Exercise description
Return every entry exactly, except for any pictures.

Dataset records
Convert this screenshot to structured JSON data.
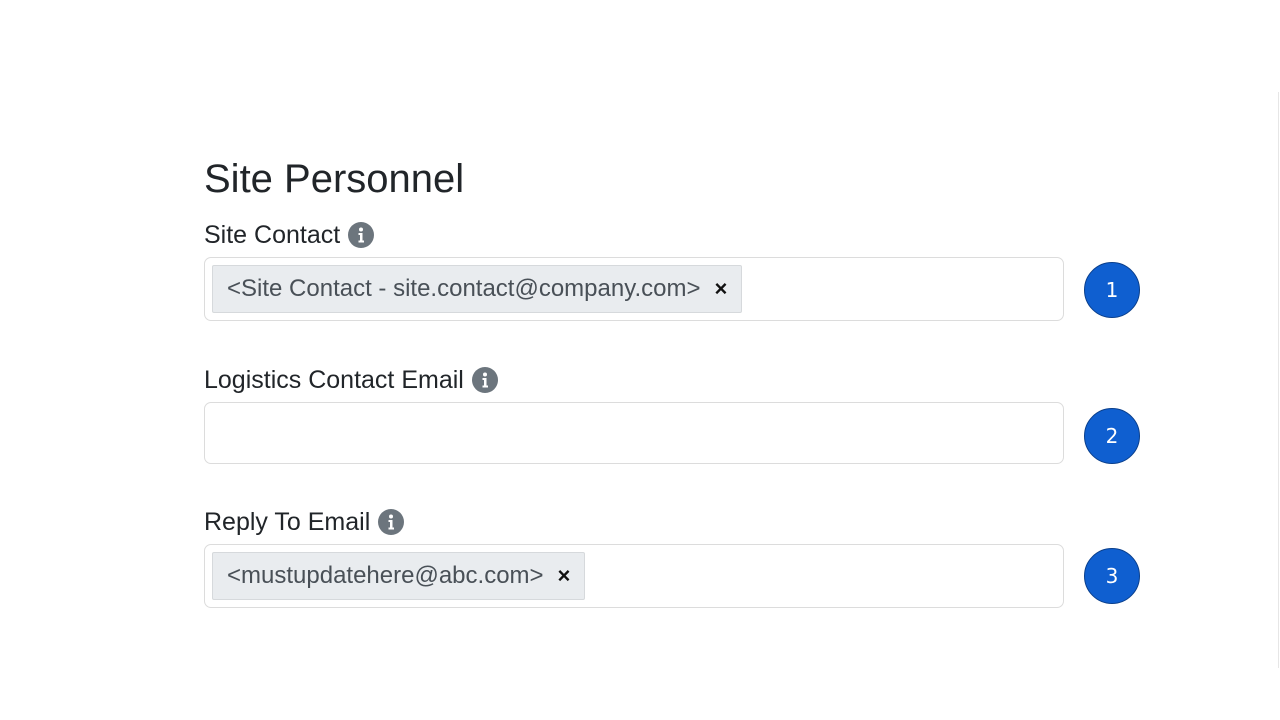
{
  "section": {
    "title": "Site Personnel"
  },
  "fields": [
    {
      "label": "Site Contact",
      "info_icon": "info-icon",
      "tags": [
        "<Site Contact - site.contact@company.com>"
      ],
      "remove_glyph": "×",
      "step": "1"
    },
    {
      "label": "Logistics Contact Email",
      "info_icon": "info-icon",
      "value": "",
      "step": "2"
    },
    {
      "label": "Reply To Email",
      "info_icon": "info-icon",
      "tags": [
        "<mustupdatehere@abc.com>"
      ],
      "remove_glyph": "×",
      "step": "3"
    }
  ],
  "colors": {
    "badge": "#0f5fd0",
    "tag_bg": "#e9ecef",
    "info_icon": "#6c757d",
    "text": "#212529"
  }
}
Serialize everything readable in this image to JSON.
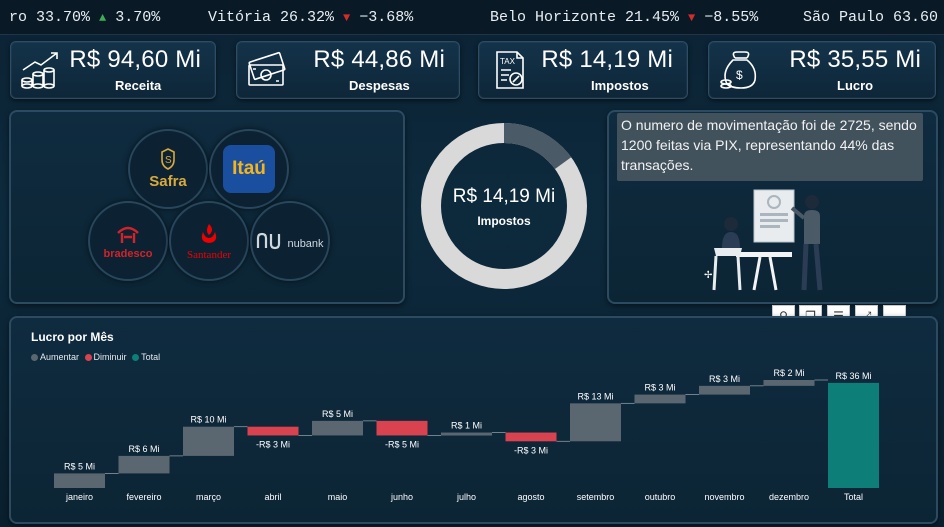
{
  "ticker": {
    "items": [
      {
        "text": "ro 33.70%",
        "dir": "up",
        "arrow": "▲",
        "change": "3.70%"
      },
      {
        "text": "Vitória 26.32%",
        "dir": "down",
        "arrow": "▼",
        "change": "−3.68%"
      },
      {
        "text": "Belo Horizonte 21.45%",
        "dir": "down",
        "arrow": "▼",
        "change": "−8.55%"
      },
      {
        "text": "São Paulo 63.60",
        "dir": "",
        "arrow": "",
        "change": ""
      }
    ]
  },
  "kpis": {
    "receita": {
      "value": "R$ 94,60 Mi",
      "label": "Receita",
      "icon": "growth-coins-icon"
    },
    "despesas": {
      "value": "R$ 44,86 Mi",
      "label": "Despesas",
      "icon": "money-bill-icon"
    },
    "impostos": {
      "value": "R$ 14,19 Mi",
      "label": "Impostos",
      "icon": "tax-document-icon"
    },
    "lucro": {
      "value": "R$ 35,55 Mi",
      "label": "Lucro",
      "icon": "money-bag-icon"
    }
  },
  "banks": [
    {
      "name": "Safra",
      "icon": "safra-logo"
    },
    {
      "name": "Itaú",
      "icon": "itau-logo"
    },
    {
      "name": "bradesco",
      "icon": "bradesco-logo"
    },
    {
      "name": "Santander",
      "icon": "santander-logo"
    },
    {
      "name": "nubank",
      "icon": "nubank-logo"
    }
  ],
  "donut": {
    "value": "R$ 14,19 Mi",
    "label": "Impostos",
    "fraction": 0.15,
    "color_main": "#d9d9d9",
    "color_part": "#4a5a66"
  },
  "insight": {
    "text": "O numero de movimentação foi de 2725, sendo 1200 feitas via PIX, representando 44% das transações."
  },
  "toolbar": {
    "pin": "pin-icon",
    "copy": "copy-icon",
    "filter": "filter-icon",
    "focus": "focus-mode-icon",
    "more": "more-options-icon"
  },
  "chart": {
    "title": "Lucro por Mês",
    "legend": [
      {
        "label": "Aumentar",
        "color": "#5b6770"
      },
      {
        "label": "Diminuir",
        "color": "#d9434f"
      },
      {
        "label": "Total",
        "color": "#0d7f78"
      }
    ]
  },
  "chart_data": {
    "type": "waterfall",
    "title": "Lucro por Mês",
    "categories": [
      "janeiro",
      "fevereiro",
      "março",
      "abril",
      "maio",
      "junho",
      "julho",
      "agosto",
      "setembro",
      "outubro",
      "novembro",
      "dezembro",
      "Total"
    ],
    "values": [
      5,
      6,
      10,
      -3,
      5,
      -5,
      1,
      -3,
      13,
      3,
      3,
      2,
      36
    ],
    "labels": [
      "R$ 5 Mi",
      "R$ 6 Mi",
      "R$ 10 Mi",
      "-R$ 3 Mi",
      "R$ 5 Mi",
      "-R$ 5 Mi",
      "R$ 1 Mi",
      "-R$ 3 Mi",
      "R$ 13 Mi",
      "R$ 3 Mi",
      "R$ 3 Mi",
      "R$ 2 Mi",
      "R$ 36 Mi"
    ],
    "ylim": [
      0,
      37
    ],
    "legend_position": "top-left"
  }
}
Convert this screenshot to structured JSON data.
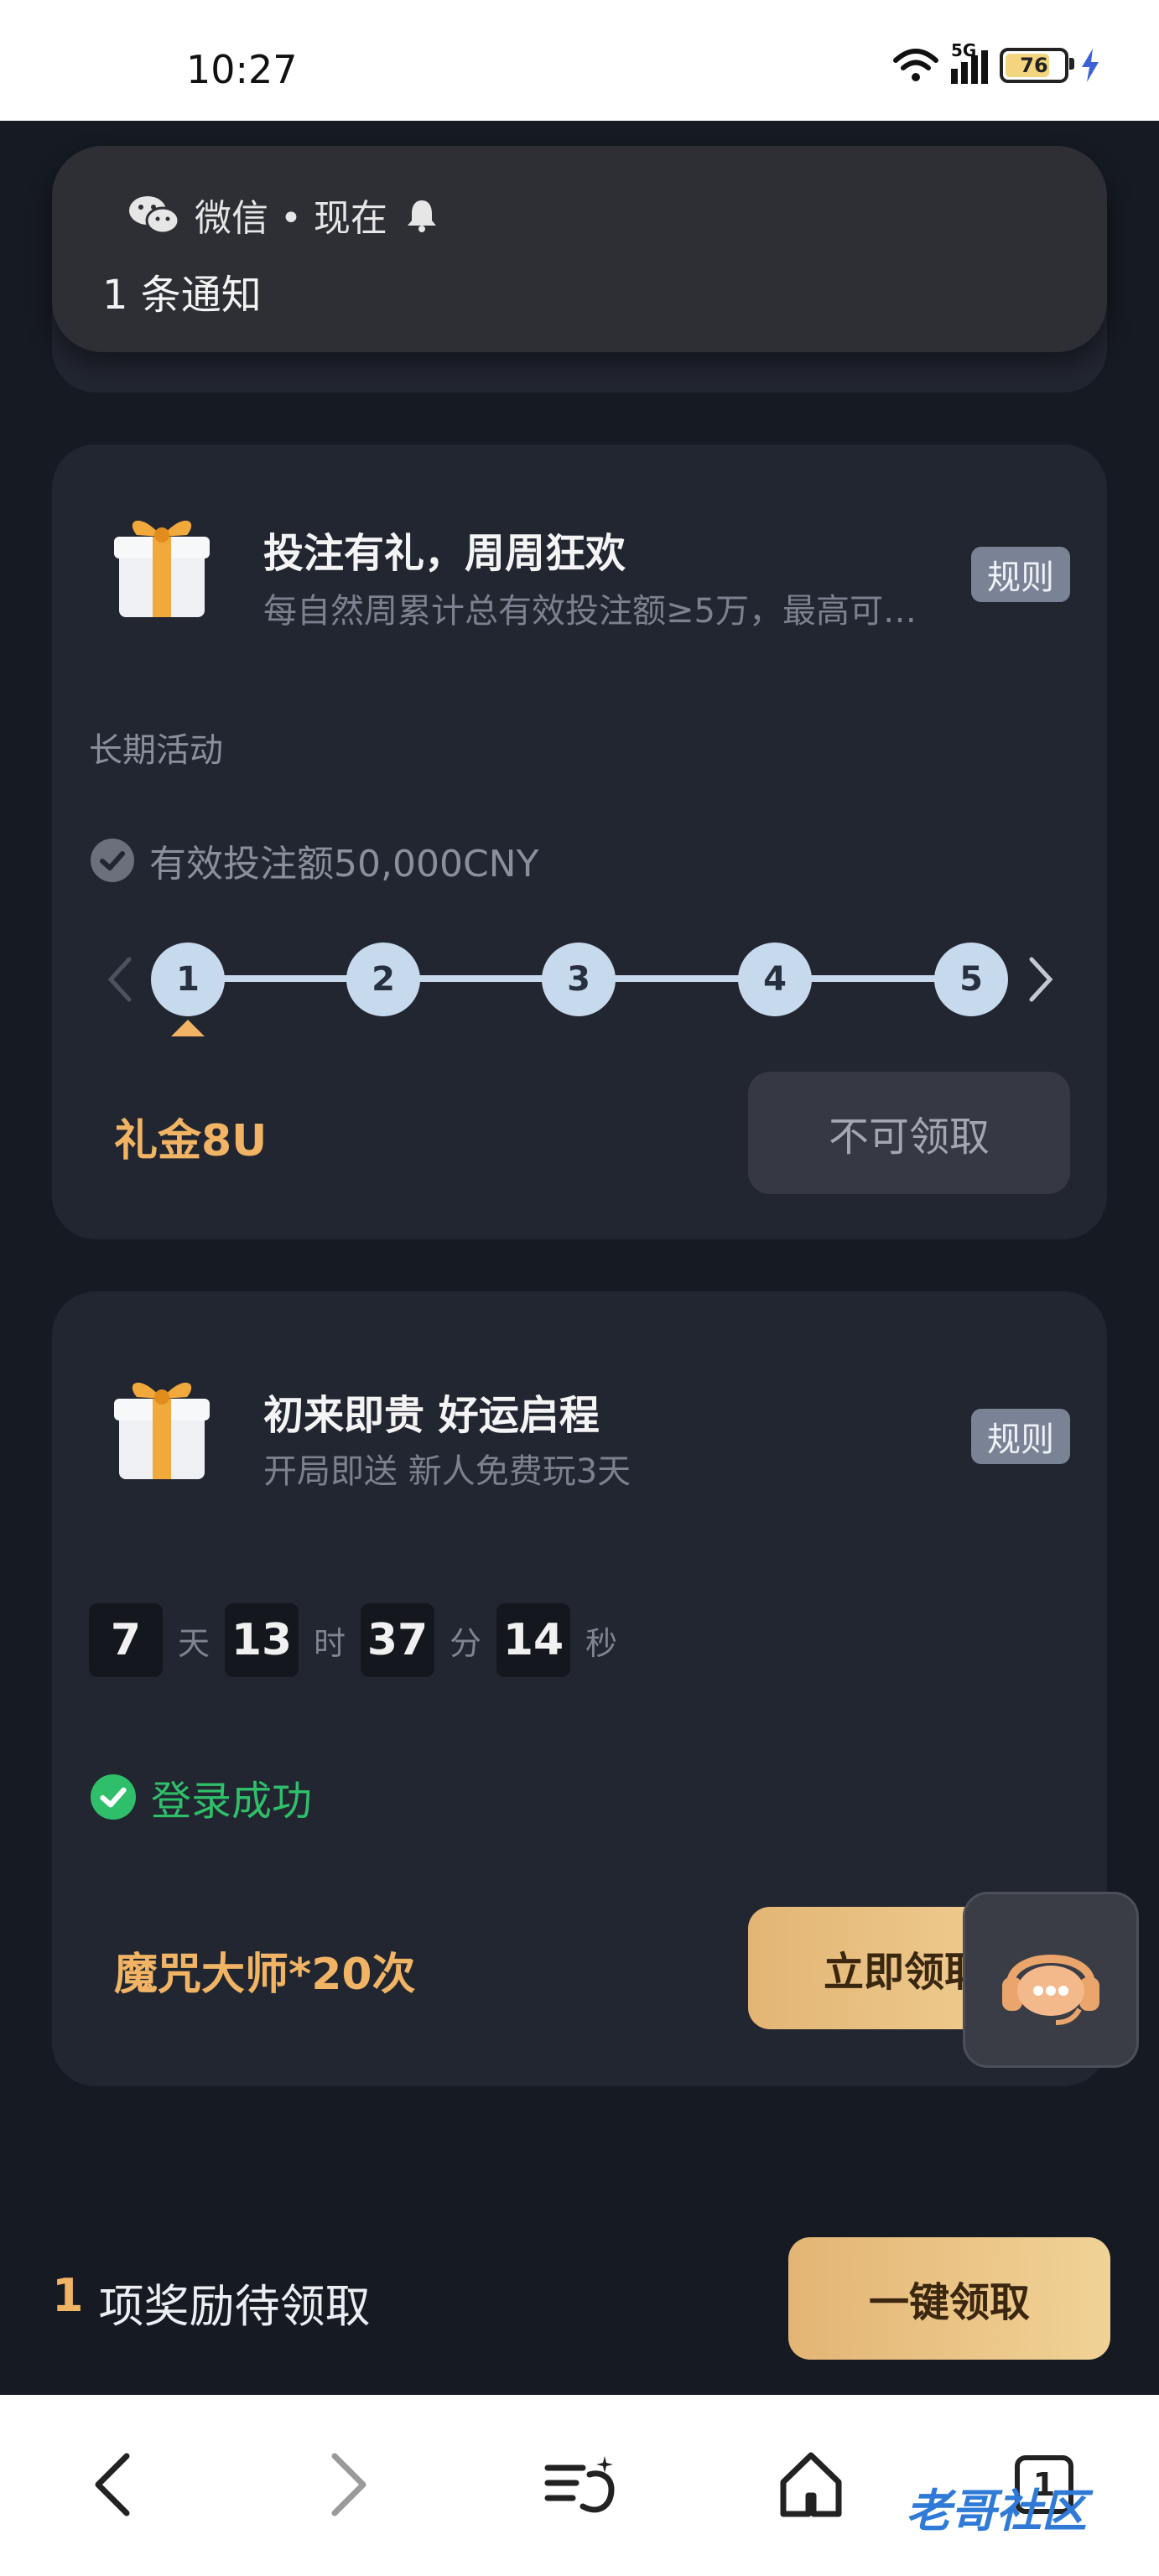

Answer area
Convert this screenshot to structured JSON data.
{
  "section": {
    "title": "Site Personnel"
  },
  "fields": [
    {
      "label": "Site Contact",
      "info_icon": "info-icon",
      "tags": [
        "<Site Contact - site.contact@company.com>"
      ],
      "remove_glyph": "×",
      "step": "1"
    },
    {
      "label": "Logistics Contact Email",
      "info_icon": "info-icon",
      "value": "",
      "step": "2"
    },
    {
      "label": "Reply To Email",
      "info_icon": "info-icon",
      "tags": [
        "<mustupdatehere@abc.com>"
      ],
      "remove_glyph": "×",
      "step": "3"
    }
  ],
  "colors": {
    "badge": "#0f5fd0",
    "tag_bg": "#e9ecef",
    "info_icon": "#6c757d",
    "text": "#212529"
  }
}
Serialize everything readable in this image to JSON.
{
  "ticker": {
    "items": [
      {
        "text": "ro 33.70%",
        "dir": "up",
        "arrow": "▲",
        "change": "3.70%"
      },
      {
        "text": "Vitória 26.32%",
        "dir": "down",
        "arrow": "▼",
        "change": "−3.68%"
      },
      {
        "text": "Belo Horizonte 21.45%",
        "dir": "down",
        "arrow": "▼",
        "change": "−8.55%"
      },
      {
        "text": "São Paulo 63.60",
        "dir": "",
        "arrow": "",
        "change": ""
      }
    ]
  },
  "kpis": {
    "receita": {
      "value": "R$ 94,60 Mi",
      "label": "Receita",
      "icon": "growth-coins-icon"
    },
    "despesas": {
      "value": "R$ 44,86 Mi",
      "label": "Despesas",
      "icon": "money-bill-icon"
    },
    "impostos": {
      "value": "R$ 14,19 Mi",
      "label": "Impostos",
      "icon": "tax-document-icon"
    },
    "lucro": {
      "value": "R$ 35,55 Mi",
      "label": "Lucro",
      "icon": "money-bag-icon"
    }
  },
  "banks": [
    {
      "name": "Safra",
      "icon": "safra-logo"
    },
    {
      "name": "Itaú",
      "icon": "itau-logo"
    },
    {
      "name": "bradesco",
      "icon": "bradesco-logo"
    },
    {
      "name": "Santander",
      "icon": "santander-logo"
    },
    {
      "name": "nubank",
      "icon": "nubank-logo"
    }
  ],
  "donut": {
    "value": "R$ 14,19 Mi",
    "label": "Impostos",
    "fraction": 0.15,
    "color_main": "#d9d9d9",
    "color_part": "#4a5a66"
  },
  "insight": {
    "text": "O numero de movimentação foi de 2725, sendo 1200 feitas via PIX, representando 44% das transações."
  },
  "toolbar": {
    "pin": "pin-icon",
    "copy": "copy-icon",
    "filter": "filter-icon",
    "focus": "focus-mode-icon",
    "more": "more-options-icon"
  },
  "chart": {
    "title": "Lucro por Mês",
    "legend": [
      {
        "label": "Aumentar",
        "color": "#5b6770"
      },
      {
        "label": "Diminuir",
        "color": "#d9434f"
      },
      {
        "label": "Total",
        "color": "#0d7f78"
      }
    ]
  },
  "chart_data": {
    "type": "waterfall",
    "title": "Lucro por Mês",
    "categories": [
      "janeiro",
      "fevereiro",
      "março",
      "abril",
      "maio",
      "junho",
      "julho",
      "agosto",
      "setembro",
      "outubro",
      "novembro",
      "dezembro",
      "Total"
    ],
    "values": [
      5,
      6,
      10,
      -3,
      5,
      -5,
      1,
      -3,
      13,
      3,
      3,
      2,
      36
    ],
    "labels": [
      "R$ 5 Mi",
      "R$ 6 Mi",
      "R$ 10 Mi",
      "-R$ 3 Mi",
      "R$ 5 Mi",
      "-R$ 5 Mi",
      "R$ 1 Mi",
      "-R$ 3 Mi",
      "R$ 13 Mi",
      "R$ 3 Mi",
      "R$ 3 Mi",
      "R$ 2 Mi",
      "R$ 36 Mi"
    ],
    "ylim": [
      0,
      37
    ],
    "legend_position": "top-left"
  }
}
Convert this screenshot to structured JSON data.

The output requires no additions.